● WHAT TO DO
Search the records for the string "Base". Copy each line where it occurs.

● PROVIDED DATA
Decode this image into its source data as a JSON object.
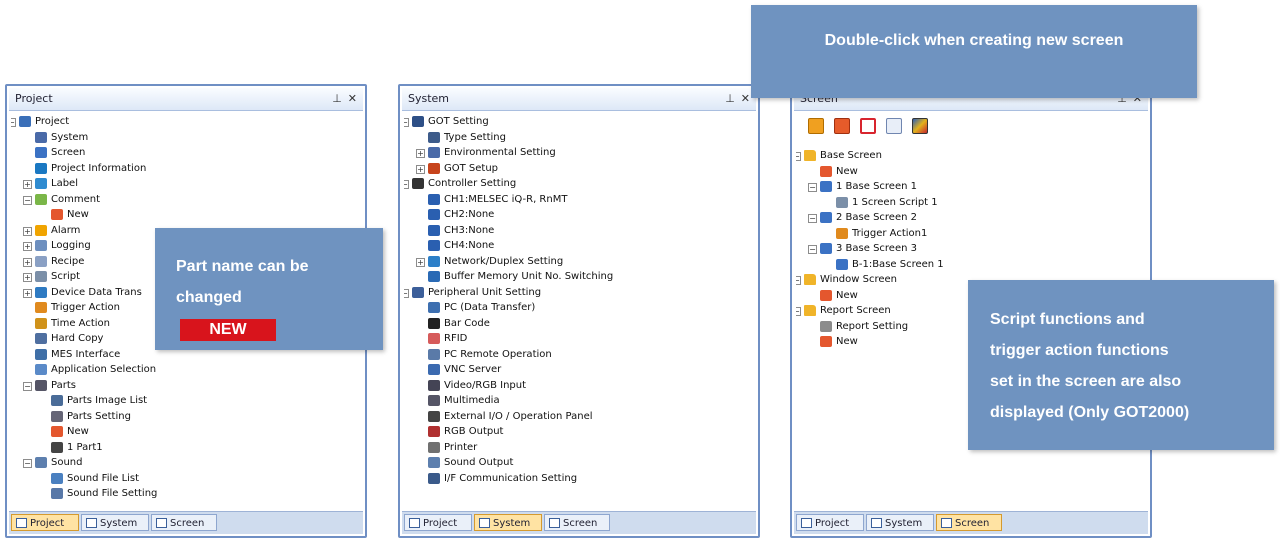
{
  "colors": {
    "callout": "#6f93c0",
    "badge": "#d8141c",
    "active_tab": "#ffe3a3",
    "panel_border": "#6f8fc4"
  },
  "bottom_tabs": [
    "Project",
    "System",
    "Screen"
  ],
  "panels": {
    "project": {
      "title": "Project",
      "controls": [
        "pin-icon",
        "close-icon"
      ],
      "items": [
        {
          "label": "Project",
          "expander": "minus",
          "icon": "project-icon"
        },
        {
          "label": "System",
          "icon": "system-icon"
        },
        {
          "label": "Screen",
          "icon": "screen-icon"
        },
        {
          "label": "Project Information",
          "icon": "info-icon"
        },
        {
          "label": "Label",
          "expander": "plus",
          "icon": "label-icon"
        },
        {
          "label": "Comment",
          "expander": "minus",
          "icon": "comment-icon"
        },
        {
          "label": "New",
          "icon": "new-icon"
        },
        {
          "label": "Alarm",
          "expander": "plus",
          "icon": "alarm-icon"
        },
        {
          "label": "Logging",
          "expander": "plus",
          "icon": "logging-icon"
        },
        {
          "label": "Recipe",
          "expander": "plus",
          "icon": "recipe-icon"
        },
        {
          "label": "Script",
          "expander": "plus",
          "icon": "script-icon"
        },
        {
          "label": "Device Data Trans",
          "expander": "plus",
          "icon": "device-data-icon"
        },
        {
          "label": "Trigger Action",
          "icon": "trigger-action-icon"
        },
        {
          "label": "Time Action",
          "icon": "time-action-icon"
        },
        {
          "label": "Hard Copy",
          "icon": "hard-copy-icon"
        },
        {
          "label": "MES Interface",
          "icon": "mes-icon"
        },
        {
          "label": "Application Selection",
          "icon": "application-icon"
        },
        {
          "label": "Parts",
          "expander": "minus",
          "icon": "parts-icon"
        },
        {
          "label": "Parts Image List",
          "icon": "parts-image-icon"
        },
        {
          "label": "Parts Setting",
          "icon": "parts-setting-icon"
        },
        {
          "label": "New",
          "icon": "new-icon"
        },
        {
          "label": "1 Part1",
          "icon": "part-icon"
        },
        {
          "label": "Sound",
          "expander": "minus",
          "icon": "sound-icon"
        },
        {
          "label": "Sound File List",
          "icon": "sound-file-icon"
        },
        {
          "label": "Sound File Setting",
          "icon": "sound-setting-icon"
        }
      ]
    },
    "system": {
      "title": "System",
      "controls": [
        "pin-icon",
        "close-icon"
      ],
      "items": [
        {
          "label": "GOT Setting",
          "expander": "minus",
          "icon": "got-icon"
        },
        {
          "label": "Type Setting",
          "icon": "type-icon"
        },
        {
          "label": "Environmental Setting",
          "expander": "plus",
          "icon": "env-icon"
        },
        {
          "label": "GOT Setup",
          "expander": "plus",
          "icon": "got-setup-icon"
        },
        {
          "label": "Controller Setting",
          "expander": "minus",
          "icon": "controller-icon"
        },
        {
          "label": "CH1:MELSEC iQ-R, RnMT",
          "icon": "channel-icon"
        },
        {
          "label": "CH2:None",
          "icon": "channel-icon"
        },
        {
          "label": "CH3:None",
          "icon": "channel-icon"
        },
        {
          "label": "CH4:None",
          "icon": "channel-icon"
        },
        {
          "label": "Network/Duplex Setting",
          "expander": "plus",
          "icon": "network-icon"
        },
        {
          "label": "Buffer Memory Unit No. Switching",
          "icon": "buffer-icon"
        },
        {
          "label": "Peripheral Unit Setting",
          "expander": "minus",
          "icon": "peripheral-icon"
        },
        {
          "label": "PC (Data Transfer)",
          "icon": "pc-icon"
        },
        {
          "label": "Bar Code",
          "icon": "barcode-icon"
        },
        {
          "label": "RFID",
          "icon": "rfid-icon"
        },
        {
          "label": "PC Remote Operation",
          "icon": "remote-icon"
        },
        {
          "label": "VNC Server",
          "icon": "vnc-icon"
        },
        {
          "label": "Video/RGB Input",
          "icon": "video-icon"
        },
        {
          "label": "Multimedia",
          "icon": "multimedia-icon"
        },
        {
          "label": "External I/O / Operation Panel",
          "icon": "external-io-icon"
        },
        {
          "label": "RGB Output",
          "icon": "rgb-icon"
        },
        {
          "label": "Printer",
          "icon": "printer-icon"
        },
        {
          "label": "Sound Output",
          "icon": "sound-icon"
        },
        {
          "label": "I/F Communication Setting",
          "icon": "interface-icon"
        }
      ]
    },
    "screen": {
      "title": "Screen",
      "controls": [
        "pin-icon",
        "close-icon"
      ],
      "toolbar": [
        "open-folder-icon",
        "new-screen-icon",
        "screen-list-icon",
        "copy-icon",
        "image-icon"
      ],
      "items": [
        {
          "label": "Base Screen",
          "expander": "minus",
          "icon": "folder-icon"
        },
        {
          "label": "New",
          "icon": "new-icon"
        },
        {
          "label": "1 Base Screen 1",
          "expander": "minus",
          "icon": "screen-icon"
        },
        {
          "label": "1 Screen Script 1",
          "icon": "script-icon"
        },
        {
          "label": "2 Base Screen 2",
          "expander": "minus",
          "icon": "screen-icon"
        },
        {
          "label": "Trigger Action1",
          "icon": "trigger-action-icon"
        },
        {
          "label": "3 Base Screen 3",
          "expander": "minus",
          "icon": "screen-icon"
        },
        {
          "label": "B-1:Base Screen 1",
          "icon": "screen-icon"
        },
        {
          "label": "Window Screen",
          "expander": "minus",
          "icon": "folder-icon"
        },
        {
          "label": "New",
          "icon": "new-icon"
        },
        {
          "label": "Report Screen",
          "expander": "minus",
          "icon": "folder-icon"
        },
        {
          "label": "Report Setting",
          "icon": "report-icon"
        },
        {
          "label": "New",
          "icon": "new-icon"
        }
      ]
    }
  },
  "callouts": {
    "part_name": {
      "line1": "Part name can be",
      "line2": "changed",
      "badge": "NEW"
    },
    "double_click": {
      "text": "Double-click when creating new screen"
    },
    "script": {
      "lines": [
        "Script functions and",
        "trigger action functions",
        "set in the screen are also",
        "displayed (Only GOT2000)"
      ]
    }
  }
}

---

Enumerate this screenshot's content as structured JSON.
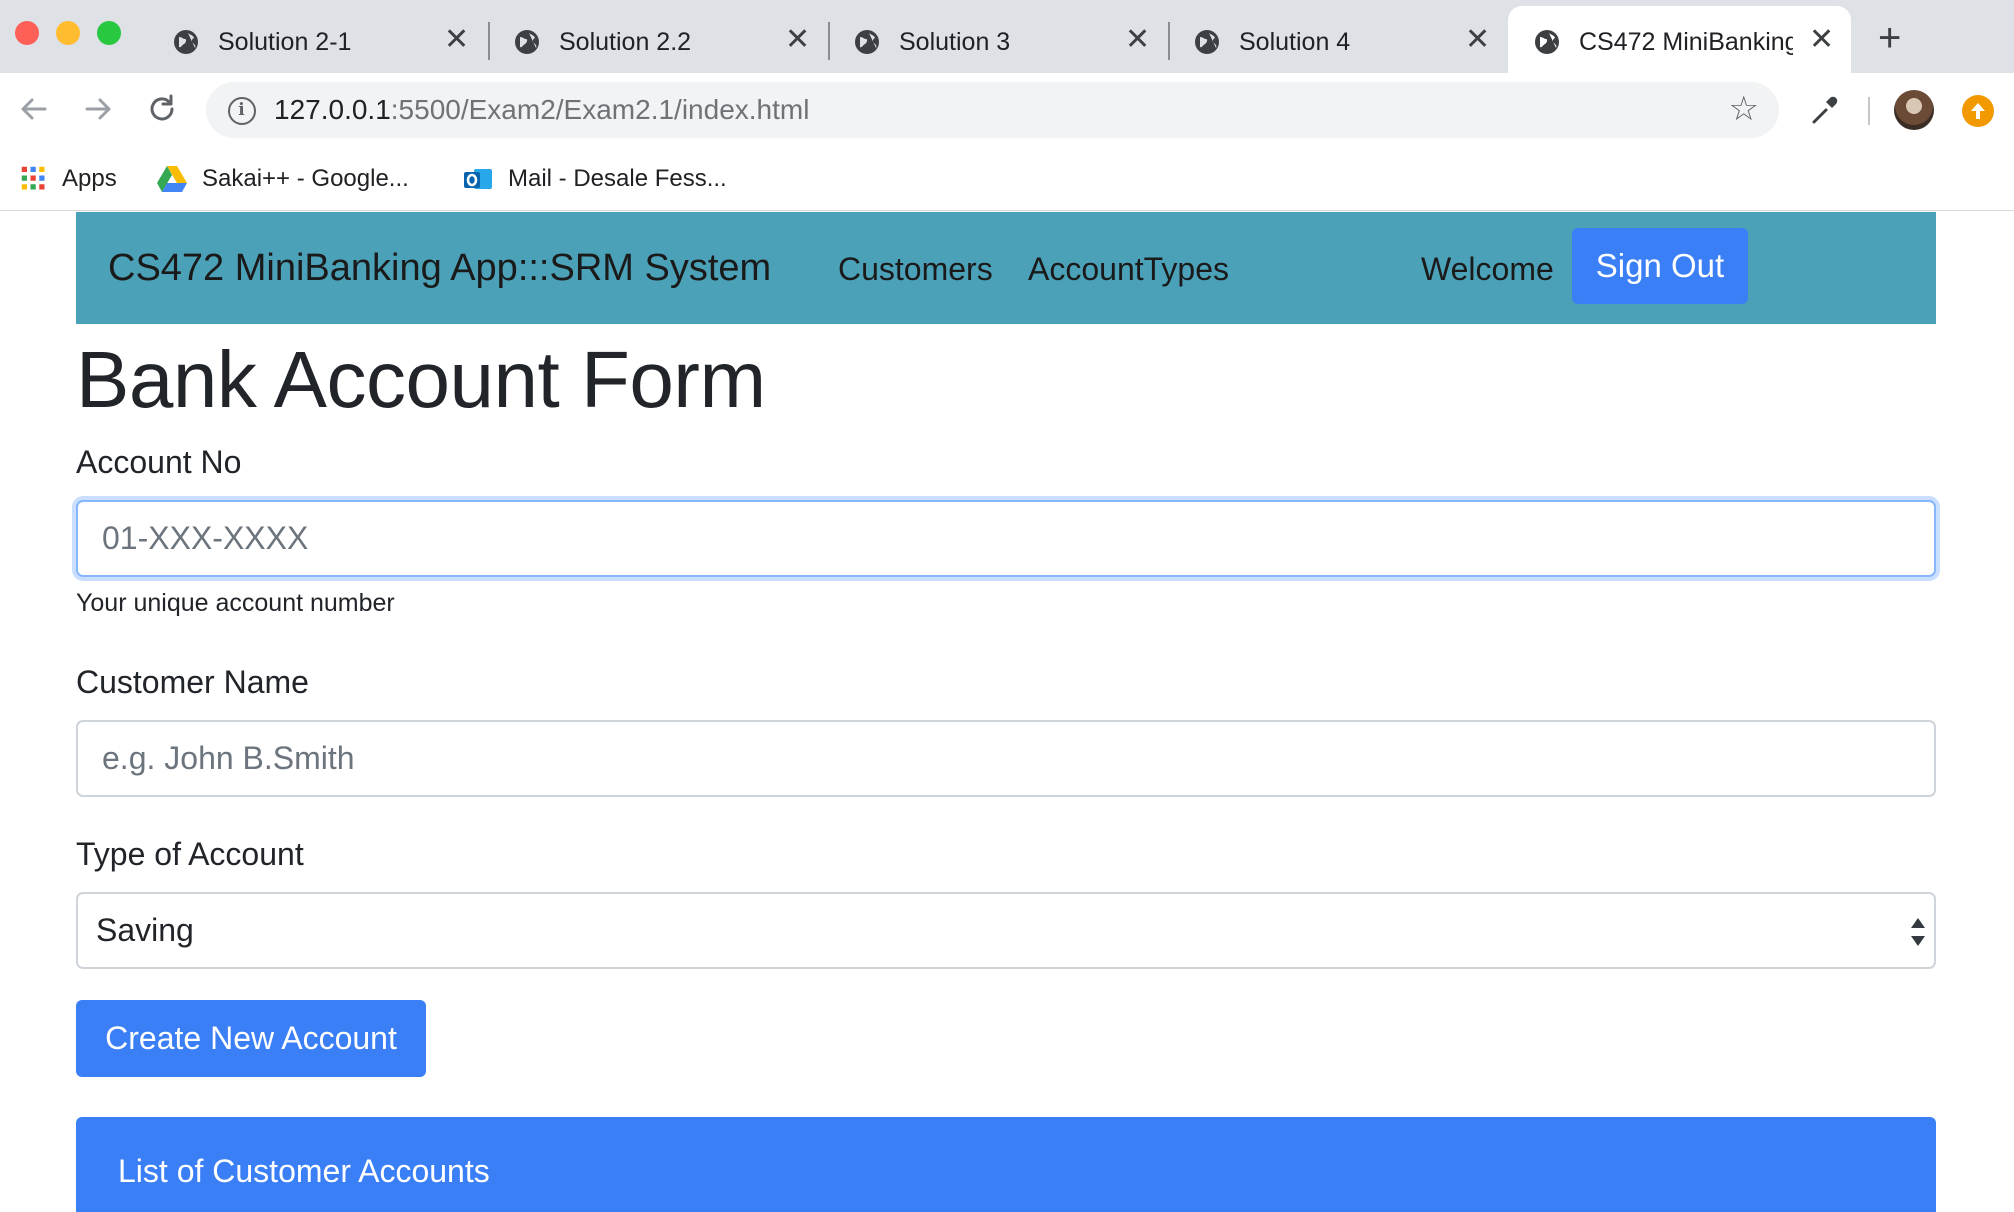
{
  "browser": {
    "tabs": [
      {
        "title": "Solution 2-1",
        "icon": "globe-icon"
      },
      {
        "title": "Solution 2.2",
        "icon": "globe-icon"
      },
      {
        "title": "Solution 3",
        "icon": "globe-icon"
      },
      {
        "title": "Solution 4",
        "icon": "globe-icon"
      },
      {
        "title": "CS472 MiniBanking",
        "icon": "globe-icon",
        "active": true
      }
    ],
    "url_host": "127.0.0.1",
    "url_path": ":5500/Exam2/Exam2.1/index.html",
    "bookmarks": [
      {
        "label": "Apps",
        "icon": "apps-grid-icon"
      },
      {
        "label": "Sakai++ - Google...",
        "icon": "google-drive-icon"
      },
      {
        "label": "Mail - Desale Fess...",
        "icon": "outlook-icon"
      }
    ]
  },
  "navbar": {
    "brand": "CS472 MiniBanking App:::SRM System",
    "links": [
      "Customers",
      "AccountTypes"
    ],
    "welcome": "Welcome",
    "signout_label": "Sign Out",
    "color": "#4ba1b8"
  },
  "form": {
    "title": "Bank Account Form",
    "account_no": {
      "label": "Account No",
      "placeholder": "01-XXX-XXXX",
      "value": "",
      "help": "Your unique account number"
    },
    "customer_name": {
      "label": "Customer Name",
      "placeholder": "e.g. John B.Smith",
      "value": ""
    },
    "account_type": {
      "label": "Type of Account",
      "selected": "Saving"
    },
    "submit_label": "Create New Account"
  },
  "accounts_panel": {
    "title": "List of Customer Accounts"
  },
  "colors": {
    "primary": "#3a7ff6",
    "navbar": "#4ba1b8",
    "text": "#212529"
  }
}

● ANSWER SPACE
          "label": "Base Screen",
          "label": "1 Base Screen 1",
          "label": "2 Base Screen 2",
          "label": "3 Base Screen 3",
          "label": "B-1:Base Screen 1",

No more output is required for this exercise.